several products (e.g., Rational Data Architect (RDA),Rational Application Development
, and WebSphere In-tegration Developer
). IBM also supports at least twoETL tools: IBM WebSphere DataStage, and another inDB2 Warehouse Enterprise Edition.In this paper we describe Orchid, a system origi-nally designed to convert declarative Clio schema map-pings  into IBM WebSphere DataStage ETL jobs andvice versa. Orchid provides an abstract operator modelthat serves as a common model for both transformationparadigms; both mappings and ETL jobs are transformedinto instances of this common model. As an additionalbeneﬁt, instances of this common model can be opti-mized and deployed into multiple target environments.For example, instead of converting an ETL job into amapping, Orchid can rewrite the job and deploy it back as a sequence of combined SQL queries and ETL jobs.This rewrite and deployment of ETL jobs occurs auto-matically and reduces the workload of (highly expensive)ETL programmers.Mapping and ETL tools are aimed at different setsof users. In general, mapping tools are aimed at datamodelers and analysts that want to express, at a high-level, the main components of a data transformationor integration job. In this kind of scenario, declarativespeciﬁcations and simple GUIs based on lines work well. ETL tools are aimed at developers interested in theefﬁcient implementation of the data exchange/integrationtask. Since designers and developers work as a teamwhen implementing a task, collaboration is facilitatedif the tools used can interoperate. However, mappingand ETL tools do not directly interoperate, and usersoften require manual processes to support the followingfeatures:

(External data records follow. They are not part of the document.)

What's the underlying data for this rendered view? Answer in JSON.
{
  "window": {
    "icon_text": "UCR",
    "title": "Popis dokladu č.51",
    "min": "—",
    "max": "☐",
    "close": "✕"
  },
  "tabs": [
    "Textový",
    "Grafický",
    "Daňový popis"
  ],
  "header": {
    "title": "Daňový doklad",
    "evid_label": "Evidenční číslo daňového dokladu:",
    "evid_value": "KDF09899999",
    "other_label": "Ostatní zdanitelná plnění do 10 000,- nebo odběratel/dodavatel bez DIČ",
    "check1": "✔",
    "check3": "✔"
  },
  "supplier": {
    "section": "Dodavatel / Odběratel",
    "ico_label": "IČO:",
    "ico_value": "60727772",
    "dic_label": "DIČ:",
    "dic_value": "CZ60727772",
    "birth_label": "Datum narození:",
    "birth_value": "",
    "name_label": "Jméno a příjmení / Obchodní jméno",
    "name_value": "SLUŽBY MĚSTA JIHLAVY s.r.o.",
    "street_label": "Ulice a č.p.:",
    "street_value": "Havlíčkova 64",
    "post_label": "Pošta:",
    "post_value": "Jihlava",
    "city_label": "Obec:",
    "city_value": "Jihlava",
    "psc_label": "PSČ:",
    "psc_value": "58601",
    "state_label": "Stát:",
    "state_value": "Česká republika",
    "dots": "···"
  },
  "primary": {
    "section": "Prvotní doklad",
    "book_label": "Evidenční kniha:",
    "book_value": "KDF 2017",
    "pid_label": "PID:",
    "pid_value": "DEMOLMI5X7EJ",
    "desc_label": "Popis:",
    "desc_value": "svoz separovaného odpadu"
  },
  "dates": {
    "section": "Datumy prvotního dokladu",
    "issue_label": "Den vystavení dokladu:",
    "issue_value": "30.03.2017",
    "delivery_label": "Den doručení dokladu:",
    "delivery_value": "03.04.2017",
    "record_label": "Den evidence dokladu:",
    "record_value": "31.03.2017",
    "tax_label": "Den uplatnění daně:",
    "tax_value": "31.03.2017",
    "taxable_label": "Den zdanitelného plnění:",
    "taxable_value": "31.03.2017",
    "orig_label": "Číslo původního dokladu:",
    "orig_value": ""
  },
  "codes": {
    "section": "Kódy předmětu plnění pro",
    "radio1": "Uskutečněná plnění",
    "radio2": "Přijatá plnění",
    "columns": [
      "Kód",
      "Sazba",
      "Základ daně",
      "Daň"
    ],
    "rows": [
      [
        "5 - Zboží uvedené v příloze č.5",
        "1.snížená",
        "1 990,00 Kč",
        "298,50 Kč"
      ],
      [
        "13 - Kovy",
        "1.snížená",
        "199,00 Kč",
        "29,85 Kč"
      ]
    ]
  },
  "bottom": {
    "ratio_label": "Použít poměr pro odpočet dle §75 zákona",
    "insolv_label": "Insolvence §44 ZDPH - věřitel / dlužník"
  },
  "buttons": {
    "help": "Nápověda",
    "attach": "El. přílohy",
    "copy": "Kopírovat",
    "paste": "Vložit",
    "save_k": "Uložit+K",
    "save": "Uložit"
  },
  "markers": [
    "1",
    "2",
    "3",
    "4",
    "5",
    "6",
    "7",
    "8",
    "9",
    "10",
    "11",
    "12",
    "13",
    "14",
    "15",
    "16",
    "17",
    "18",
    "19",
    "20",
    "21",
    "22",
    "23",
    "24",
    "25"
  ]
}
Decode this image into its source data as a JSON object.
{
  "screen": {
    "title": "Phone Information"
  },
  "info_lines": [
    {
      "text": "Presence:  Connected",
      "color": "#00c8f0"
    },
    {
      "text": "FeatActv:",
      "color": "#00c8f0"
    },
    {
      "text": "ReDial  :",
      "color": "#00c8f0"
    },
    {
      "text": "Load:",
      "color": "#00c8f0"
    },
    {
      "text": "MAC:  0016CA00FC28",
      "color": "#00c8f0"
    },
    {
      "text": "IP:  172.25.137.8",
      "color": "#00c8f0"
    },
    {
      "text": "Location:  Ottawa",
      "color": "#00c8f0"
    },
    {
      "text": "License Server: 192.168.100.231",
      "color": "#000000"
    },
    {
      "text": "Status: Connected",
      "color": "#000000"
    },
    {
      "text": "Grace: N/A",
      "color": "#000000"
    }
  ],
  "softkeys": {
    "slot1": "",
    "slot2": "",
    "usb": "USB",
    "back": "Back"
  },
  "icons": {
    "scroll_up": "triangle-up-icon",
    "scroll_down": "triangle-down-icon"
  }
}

Starting from declarative mappings, generate ETL jobs reﬂecting the mapping semantics, which canthen be further reﬁned by an ETL programmer.
Starting from an ETL job, extract a declarative map-ping that represents the logical aspects of the ETLoperations as a source-to-target schema mapping.
Support “round-tripping” for the different datatransformation representations, allowing incremen-tal changes in one representation to propagate intothe other.To illustrate the use of the above features, let us takea look at how Orchid’s capabilities are utilized in anindustrial product. Orchid’s technology is now part of
, a component of IBM Information Server
.IBM Information Server is a new software platformproviding a host of tools for enterprise information inte-gration, including IBM WebSphere DataStage. FastTrack uses IBM Information Server’s metadata repository tofacilitate collaboration between designers of a data inte-gration or data exchange application. For instance, toolsare provided for system analysts to enter relationshipsbetween data sources in a declarative way (e.g., as cor-respondences between two schema elements, as businessrules, etc.). These declarative speciﬁcations are capturedand stored as schema mappings. The mappings are oftenincomplete, only partially capturing the transformationsemantics of the application. In fact, some of the rulescan be entered in a natural language such as English.FastTrack converts these mappings into IBM Web-Sphere DataStage (ETL) job skeletons that contain someunresolved place-holder stages that are not completelyspeciﬁed. For example, an analyst might not know howto join two or more input tables, but FastTrack, neverthe-less, detects that the mapping requires a join and createsan empty join operation (no join predicate is created) inthe ETL job. Similarly, business rules entered in Englishare passed as annotations to the appropriate ETL stage.These annotations guide ETL programmers writing theactual transformation functions.Once the programmers are done reﬁning the generatedETL job, they communicate the reﬁnements back to theanalysts for review. The programmers can regenerate themappings based on the reﬁned ETL jobs; unless theusers radically modify the ETL jobs, the regeneratedmappings will match the original mappings but willcontain the extra implementation details just entered bythe programmers. In our example, the analyst will nowsee the join condition used for those input tables. In analternative scenario, users can convert existing ETL jobsinto a ﬂow of mappings and send them to analysts forreview.Converting between mappings and ETL systems raisesa number of challenges. The ﬁrst is the different levelsof abstraction between mappings and ETL jobs. Becausemappings are declarative speciﬁcations, they do notcapture (by design) the exact method by which theirtransformation semantics are to be implemented. Forexample, a mapping from two relational tables intoa target table is often speciﬁed with a join operationbetween the two tables. As with SQL and other declar-ative languages, mappings do not capture how this join